Raw. Brave. Funny. Remarkable.
All of these adjectives have been used to describe “Rise: The Siya Kolisi Story”, which enjoyed a public screening last month and comes to DStv on February 26.
There will be those among the audience who believe that they know Kolisi’s story, but the film adds, and exposes, many fresh layers to his narrative.
The point of any real-life film such as this is to put it all on the line. What is the point otherwise?
To Kolisi’s credit, his story is unvarnished and even unpleasant in parts. There are deeply revealing cameos with his wife Rachel, who at one point exhorts that she doesn’t want to make him seem “like a monster” in her telling of their journey together.
So too the fractured, difficult relationship with his father, a flawed man with whom Siya has a tangled link. For all its pathos, it is part of what adds to the depth and quality of the film. It also reaffirms the staggering turnaround by the player himself, a man who admits to struggling with the demon drink and partying a little too hard in his early years.
Fundamentally, he started life on the backfoot in Zwide in the Eastern Cape and endured struggles every step of the way. That he managed to make his way out to emerge as South Africa’s No 1 sporting hero is a scarcely believable miracle.
What the film also shows is how he has managed to straddle both of his realities: the one as a man from the township, the other as a father now living contentedly in suburbia.

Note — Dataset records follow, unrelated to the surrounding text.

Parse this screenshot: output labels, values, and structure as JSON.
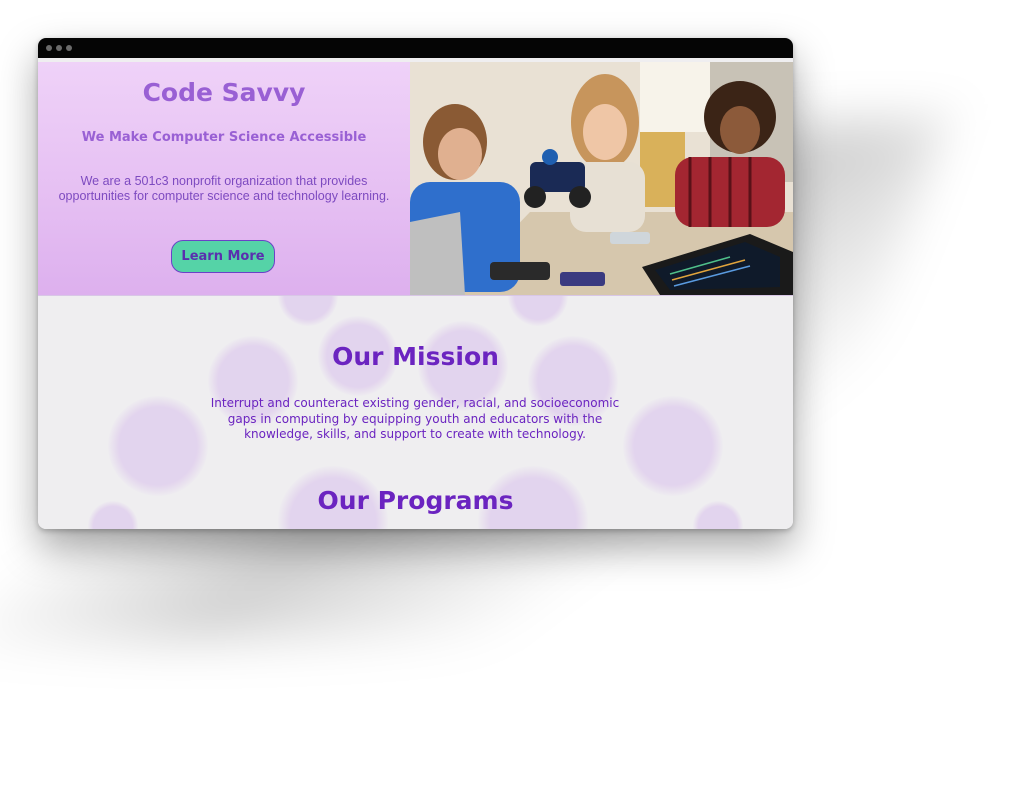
{
  "hero": {
    "title": "Code Savvy",
    "subtitle": "We Make Computer Science Accessible",
    "description": "We are a 501c3 nonprofit organization that provides opportunities for computer science and technology learning.",
    "button_label": "Learn More",
    "image_alt": "kids-building-robot-photo"
  },
  "mission": {
    "title": "Our Mission",
    "text": "Interrupt and counteract existing gender, racial, and socioeconomic gaps in computing by equipping youth and educators with the knowledge, skills, and support to create with technology."
  },
  "programs": {
    "title": "Our Programs"
  },
  "colors": {
    "accent": "#6b24c0",
    "hero_title": "#9960d4",
    "button_bg": "#55d3a7",
    "hero_bg": "#e6c0f3",
    "page_bg": "#efeef0"
  }
}
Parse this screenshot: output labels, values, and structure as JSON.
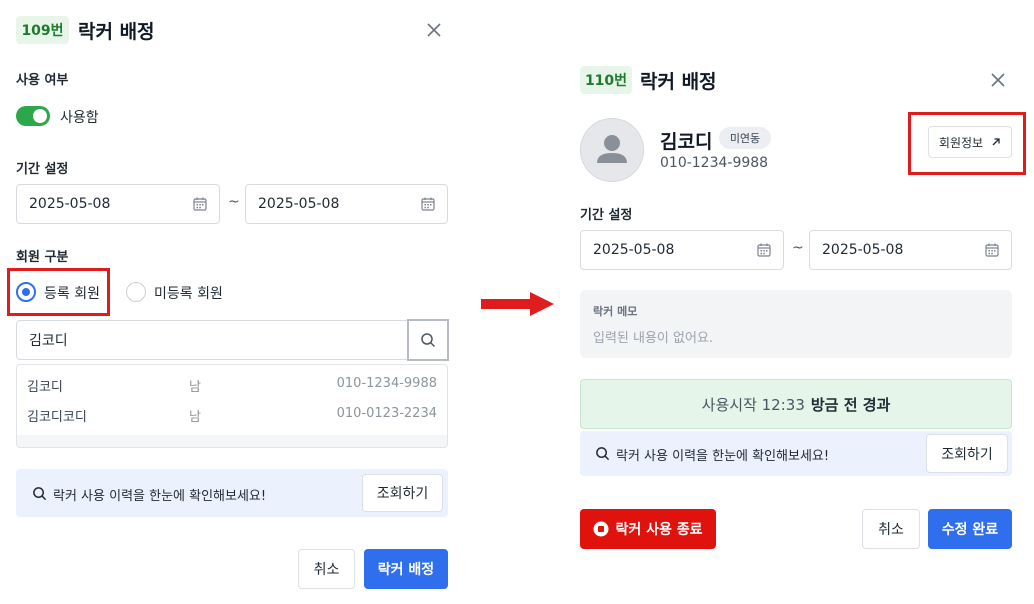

For all his new-found fame and affirmation, he keeps going back to the township both because he loves doing so and because he feels most comfortable among the community he grew up in. To outsiders, this may seem odd, but Kolisi is no ordinary man and he recognises that he is a rolemodel in an environment desperately short of them.
Lovers of pure rugby won’t be disappointed as the film unspools. The filmmakers managed to get their hands on old-time footage that demonstrates what a brilliant schoolboy prodigy he was, all power and fury and teenage cockiness.
More recent action intersperses the film, offering a potent reminder of his gifts as a player. The wild breaks, the extravagant pick-ups, the brutal tackles . . . they’re all there to remind us of Kolisi’s majesty as a player.
Despite the often dark undertones, Kolisi also shows himself to be funny and self-deprecating, former teammate Scarra Ntubeni remarking that he’s always among the funniest players on the team.
Even among the many stories that abound, Kolisi’s is especially remarkable and deserving of a wide audience.
See for yourself.
MNet: February 26 at 5pm.
1Magic: February 26 at 5pm.
SuperSport: February 26 at 8pm (Grandstand, Rugby, and Variety 1).
Showmax: March 6.
Showmax Pro: March 1.